    • Also called auger, plumber's snake. (in plumbing) a device for dislodging obstructions in curved pipes, having a head fed into the pipe at the end of a flexible metal band.

    • Also called wirepuller. a length of resilient steel wire, for threading through an electrical conduit so that wire can be pulled through after it.

verb (used without object),snaked, snak·ing.
  1. to move, twist, or wind: The road snakes among the mountains.

verb (used with object),snaked, snak·ing.
  1. to wind or make (one's course, way, etc.) in the manner of a snake: to snake one's way through a crowd.

  2. to drag or haul, especially by a chain or rope, as a log.

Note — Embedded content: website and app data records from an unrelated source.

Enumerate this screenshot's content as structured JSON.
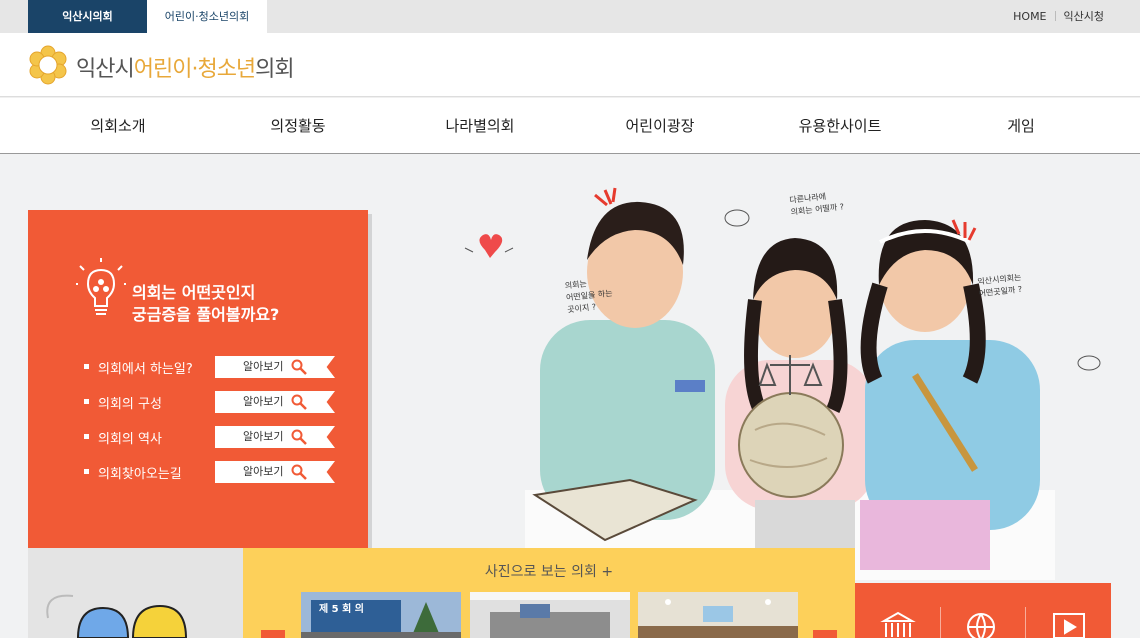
{
  "topbar": {
    "tab_council": "익산시의회",
    "tab_youth": "어린이·청소년의회",
    "util_home": "HOME",
    "util_city": "익산시청"
  },
  "header": {
    "logo_part1": "익산시",
    "logo_part2": "어린이·청소년",
    "logo_part3": "의회",
    "seal_text": "의회"
  },
  "nav": {
    "items": [
      "의회소개",
      "의정활동",
      "나라별의회",
      "어린이광장",
      "유용한사이트",
      "게임"
    ]
  },
  "info": {
    "title_line1": "의회는 어떤곳인지",
    "title_line2": "궁금증을 풀어볼까요?",
    "button_label": "알아보기",
    "questions": [
      "의회에서 하는일?",
      "의회의 구성",
      "의회의 역사",
      "의회찾아오는길"
    ]
  },
  "photos": {
    "title": "사진으로 보는 의회",
    "plus": "+",
    "thumb1_sign": "제 5 회 의"
  },
  "notes": {
    "note1": [
      "의회는",
      "어떤일을 하는",
      "곳이지 ?"
    ],
    "note2": [
      "다른나라에",
      "의회는 어떨까 ?"
    ],
    "note3": [
      "익산시의회는",
      "어떤곳일까 ?"
    ]
  },
  "colors": {
    "accent": "#f15a36",
    "navy": "#1a4468",
    "gold": "#e8a83a",
    "yellow": "#fdd05a"
  }
}
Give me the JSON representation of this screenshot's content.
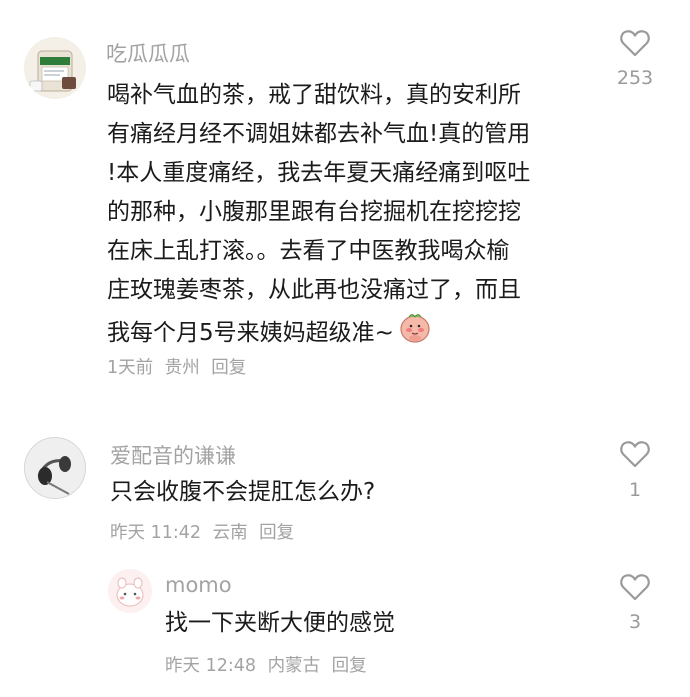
{
  "comments": [
    {
      "username": "吃瓜瓜瓜",
      "text_lines": [
        "喝补气血的茶，戒了甜饮料，真的安利所",
        "有痛经月经不调姐妹都去补气血!真的管用",
        "!本人重度痛经，我去年夏天痛经痛到呕吐",
        "的那种，小腹那里跟有台挖掘机在挖挖挖",
        "在床上乱打滚。。去看了中医教我喝众榆",
        "庄玫瑰姜枣茶，从此再也没痛过了，而且",
        "我每个月5号来姨妈超级准~"
      ],
      "time": "1天前",
      "location": "贵州",
      "reply_label": "回复",
      "likes": "253",
      "emoji": "shy-face-emoji"
    },
    {
      "username": "爱配音的谦谦",
      "text": "只会收腹不会提肛怎么办?",
      "time": "昨天 11:42",
      "location": "云南",
      "reply_label": "回复",
      "likes": "1"
    },
    {
      "username": "momo",
      "text": "找一下夹断大便的感觉",
      "time": "昨天 12:48",
      "location": "内蒙古",
      "reply_label": "回复",
      "likes": "3"
    }
  ],
  "colors": {
    "text": "#1b1b1b",
    "muted": "#a3a3a3",
    "background": "#ffffff"
  }
}
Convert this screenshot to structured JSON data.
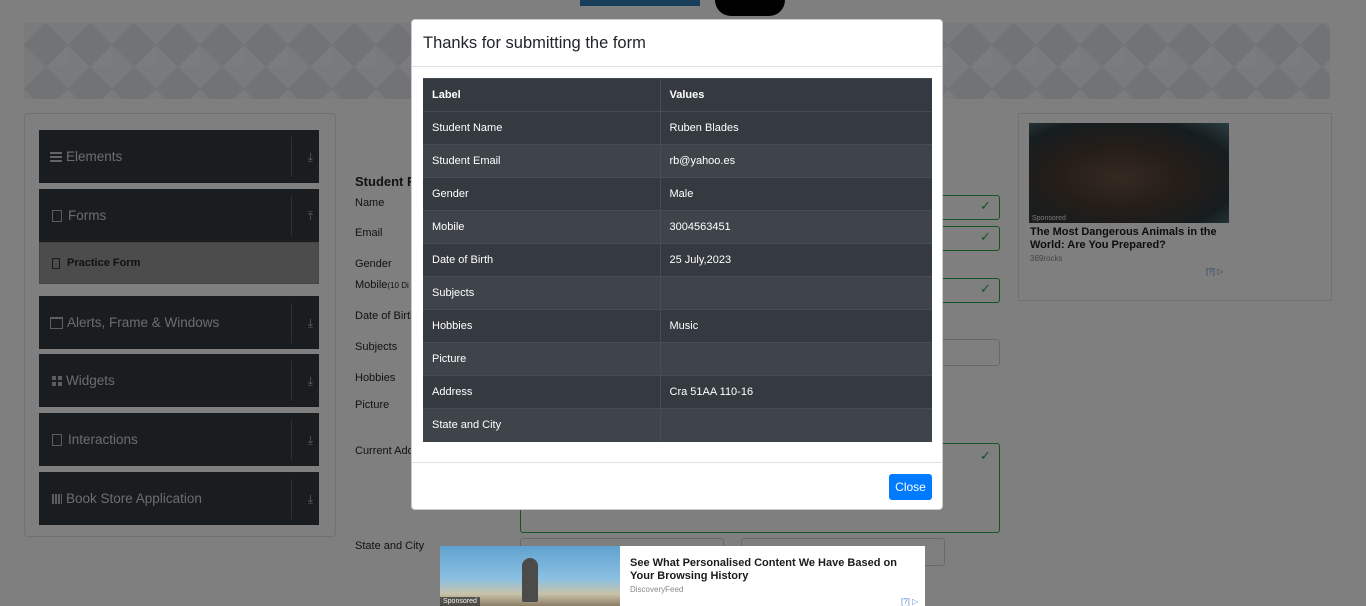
{
  "sidebar": {
    "groups": [
      {
        "label": "Elements",
        "icon": "list-icon"
      },
      {
        "label": "Forms",
        "icon": "document-icon"
      },
      {
        "label": "Alerts, Frame & Windows",
        "icon": "window-icon"
      },
      {
        "label": "Widgets",
        "icon": "grid-icon"
      },
      {
        "label": "Interactions",
        "icon": "document-icon"
      },
      {
        "label": "Book Store Application",
        "icon": "books-icon"
      }
    ],
    "active_item": "Practice Form"
  },
  "form": {
    "title": "Student R",
    "labels": {
      "name": "Name",
      "email": "Email",
      "gender": "Gender",
      "mobile": "Mobile",
      "mobile_hint": "(10 Di",
      "dob": "Date of Birth",
      "subjects": "Subjects",
      "hobbies": "Hobbies",
      "picture": "Picture",
      "address": "Current Add",
      "state_city": "State and City"
    }
  },
  "modal": {
    "title": "Thanks for submitting the form",
    "table": {
      "headers": [
        "Label",
        "Values"
      ],
      "rows": [
        [
          "Student Name",
          "Ruben Blades"
        ],
        [
          "Student Email",
          "rb@yahoo.es"
        ],
        [
          "Gender",
          "Male"
        ],
        [
          "Mobile",
          "3004563451"
        ],
        [
          "Date of Birth",
          "25 July,2023"
        ],
        [
          "Subjects",
          ""
        ],
        [
          "Hobbies",
          "Music"
        ],
        [
          "Picture",
          ""
        ],
        [
          "Address",
          "Cra 51AA 110-16"
        ],
        [
          "State and City",
          ""
        ]
      ]
    },
    "close_label": "Close"
  },
  "ads": {
    "right": {
      "tag": "Sponsored",
      "title": "The Most Dangerous Animals in the World: Are You Prepared?",
      "source": "369rocks",
      "choice": "[?]"
    },
    "bottom": {
      "tag": "Sponsored",
      "title": "See What Personalised Content We Have Based on Your Browsing History",
      "source": "DiscoveryFeed",
      "choice": "[?]"
    }
  },
  "colors": {
    "sidebar_bg": "#343a40",
    "table_bg": "#343a40",
    "accent": "#007bff",
    "valid": "#28a745"
  }
}
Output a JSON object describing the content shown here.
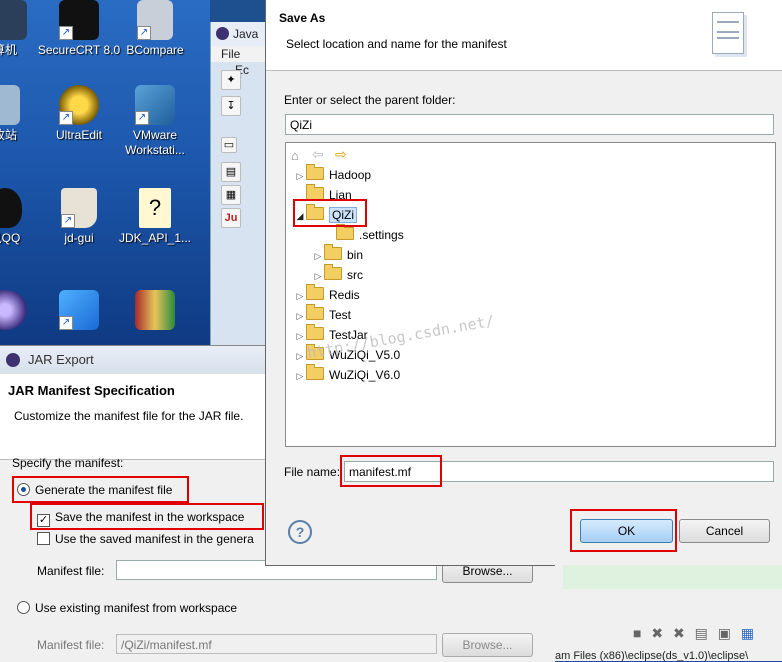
{
  "desktop": {
    "icons": [
      {
        "label": "算机"
      },
      {
        "label": "SecureCRT 8.0"
      },
      {
        "label": "BCompare"
      },
      {
        "label": "收站"
      },
      {
        "label": "UltraEdit"
      },
      {
        "label": "VMware Workstati..."
      },
      {
        "label": "讯QQ"
      },
      {
        "label": "jd-gui"
      },
      {
        "label": "JDK_API_1..."
      }
    ]
  },
  "eclipse": {
    "tab_label": "Java",
    "menu_file": "File",
    "menu_edit": "Ec"
  },
  "jar_export": {
    "window_title": "JAR Export",
    "heading": "JAR Manifest Specification",
    "description": "Customize the manifest file for the JAR file.",
    "specify_label": "Specify the manifest:",
    "generate_label": "Generate the manifest file",
    "save_in_workspace_label": "Save the manifest in the workspace",
    "use_saved_label": "Use the saved manifest in the genera",
    "manifest_file_label": "Manifest file:",
    "manifest_file_value": "",
    "browse_label": "Browse...",
    "use_existing_label": "Use existing manifest from workspace",
    "manifest_file_label2": "Manifest file:",
    "manifest_file_value2": "/QiZi/manifest.mf",
    "browse_label2": "Browse..."
  },
  "save_as": {
    "title": "Save As",
    "subtitle": "Select location and name for the manifest",
    "parent_label": "Enter or select the parent folder:",
    "parent_value": "QiZi",
    "tree": [
      {
        "label": "Hadoop"
      },
      {
        "label": "Lian"
      },
      {
        "label": "QiZi"
      },
      {
        "label": ".settings"
      },
      {
        "label": "bin"
      },
      {
        "label": "src"
      },
      {
        "label": "Redis"
      },
      {
        "label": "Test"
      },
      {
        "label": "TestJar"
      },
      {
        "label": "WuZiQi_V5.0"
      },
      {
        "label": "WuZiQi_V6.0"
      }
    ],
    "watermark": "http://blog.csdn.net/",
    "file_name_label": "File name:",
    "file_name_value": "manifest.mf",
    "ok_label": "OK",
    "cancel_label": "Cancel",
    "help_symbol": "?"
  },
  "status_fragment": {
    "path_text": "am Files (x86)\\eclipse(ds_v1.0)\\eclipse\\"
  },
  "colors": {
    "highlight_red": "#e00000",
    "ok_blue": "#3b7fd6"
  }
}
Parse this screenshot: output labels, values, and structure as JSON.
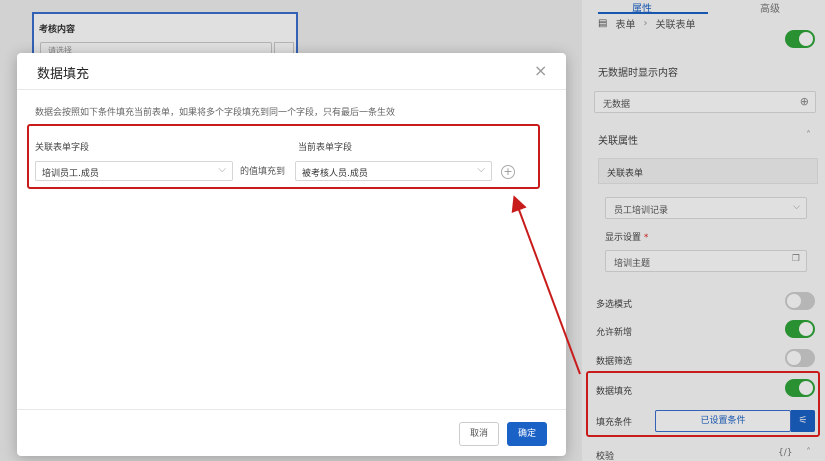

Origin of snake

before 1000; Middle English (noun); Old English snaca; cognate with Middle Low German snake,Old Norse snākr

Other words from snake

  • snakelike, adjective

Words Nearby snake Unabridged Based on the Random House Unabridged Dictionary, © Random House, Inc. 2023

How to use snake in a sentence

British Dictionary definitions for snake


/ (sneɪk) /

  1. any reptile of the suborder Ophidia (or Serpentes), typically having a scaly cylindrical limbless body, fused eyelids, and a jaw modified for swallowing large prey: includes venomous forms such as cobras and rattlesnakes, large nonvenomous constrictors (boas and pythons), and small harmless types such as the grass snake: Related adjectives: colubrine, ophidian

  2. Also called: snake in the grass a deceitful or treacherous person

  1. anything resembling a snake in appearance or action

  2. (in the European Union) a former system of managing a group of currencies by allowing the exchange rate of each of them only to fluctuate within narrow limits

  3. a tool in the form of a long flexible wire for unblocking drains

  1. (intr) to glide or move like a snake

  2. (tr) US to haul (a heavy object, esp a log) by fastening a rope around one end of it

  1. (tr) US (often foll by out) to pull jerkily

  2. (tr) to move in or follow (a sinuous course)

Origin of snake

Old English snaca; related to Old Norse snākr snake, Old High German snahhan to crawl, Norwegian snōk snail

Derived forms of snake

  • snakelike, adjective

Collins English Dictionary - Complete & Unabridged 2012 Digital Edition © William Collins Sons & Co. Ltd. 1979, 1986 © HarperCollins Publishers 1998, 2000, 2003, 2005, 2006, 2007, 2009, 2012